The mother are suing an independent regulator for refusing to let them ship the eggs off to the United States from London. According to reports, the daughter who had gone through the rigours of saving her eggs, before she died of bowel cancer, had wanted the eggs fertilized by a sperm donor and implanted in her mother’s womb. The daughter had in 2008 done the procedure in a clinic at IVF Hammersmith in West London following cancer diagnosis.
The case is believed to be a first and the judge, Mr. Justice Ouseley, has reportedly reserved his judgment, even though Mrs. M, through their counsel Jenni Richards QC, is asking him to rule that this decision was unlawful and a disproportionate interference with the family’s human rights. The judgement is said to be expected in the near future.
The daughter who had hoped to one day carry her own child had died in her late 20s in 2011 before she could actualize that particular dream.
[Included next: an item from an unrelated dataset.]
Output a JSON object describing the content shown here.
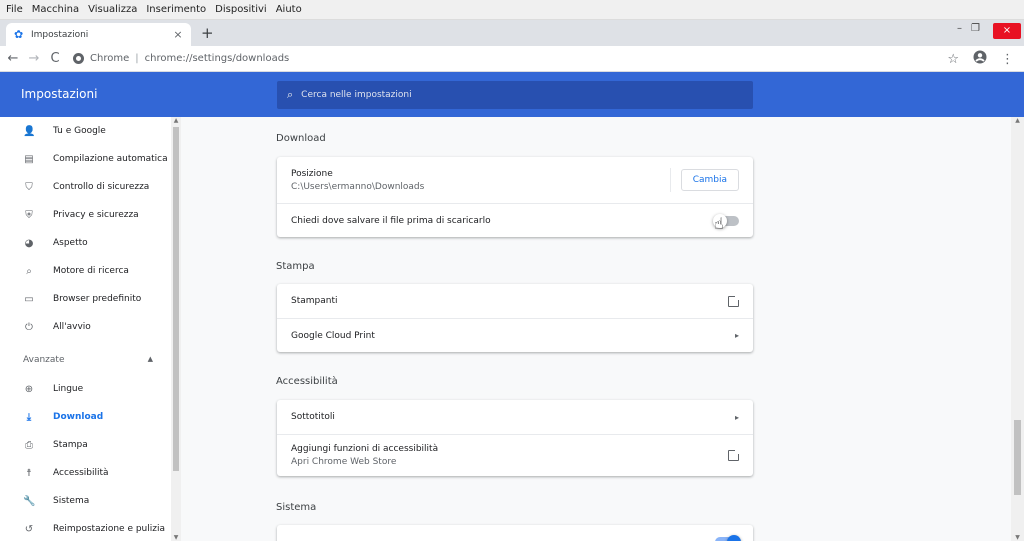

At a whooping sum of £60,000 ($92,000), an American clinic based in New York has indicated a willingness to provide the 59 year old mother, Mrs. M, with the fertility treatment she desires. Despite this, the Human Fertilisation and Embryology Authority (HFEA) has refused to issue a “special direction” to allow the eggs to be taken out of storage and sent to the US.
The ruling was delivered by HFEA’s Statutory Approvals Committee (SAC), in 2014, saying there was insufficient evidence to show that the daughter wanted her mother to carry her child as the only real evidence, according to minutes from a committee meeting, Mrs. m had was a conversation she had with the deceased daughter while she was hospitalized in 2010.
According to reports, the daughter’s directive to her mother as stated in Mrs, M’s statement; “They are never going to let me leave this hospital mum – the only way I will get out of here will be in a body bag. I want you to carry my babies. I didn’t go through IVF to save my eggs for nothing. I want you and Dad to bring them up; they will be safe with you. I couldn’t have wanted for better parents. I couldn’t have done this without you.”
However, while the young lady had filled a consent form asking the clinic authorities to store her eggs until after she had died, she hadn’t also filled a separate document indicating her wishes concerning the eggs. Mrs. M in her statement maintained that; “I have absolutely no doubt in my mind that, as far as A [the daughter] was concerned, her eggs held a life force and were living entities in limbo waiting to be born. She was clear that she wanted her genes to be carried forward after her death.She had suffered terribly and this was the one constant in her remaining years from which she never wavered.”
The counsel appearing for the parnts also argued that HFEA had placed ‘unreasonable’ emphasis on the fact that there is no signed document supporting Mrs. M’s claims and that it had also taken a rigid stand on the issue. But the counsel for the HFEA Catherine Callaghan, has argued that the decision was neither irrational nor disproportionate.
Ms Callaghan added: “There may be a natural human temptation to give the claimants what they are seeking, but the court should be very reluctant to assume that, because this is the proposed course the claimants want, it must inherently follow that it was also what the daughter wanted in the absence of clear evidence to that effect.”
The court heard that Mrs. M and her husband wished to remain anonimous so as to protect the identity of “an as yet unborn child”. They claimed that the fact that the daughter’s eggs could not be used would have devastated her.
Speaking on the issue, fertility expert Dr Mohammed Taranissi, who runs the ARGC clinic in London, said: “I have never heard of a surrogacy case involving a mother and her dead daughter’s eggs. It’s fair to say that this may be a world first.”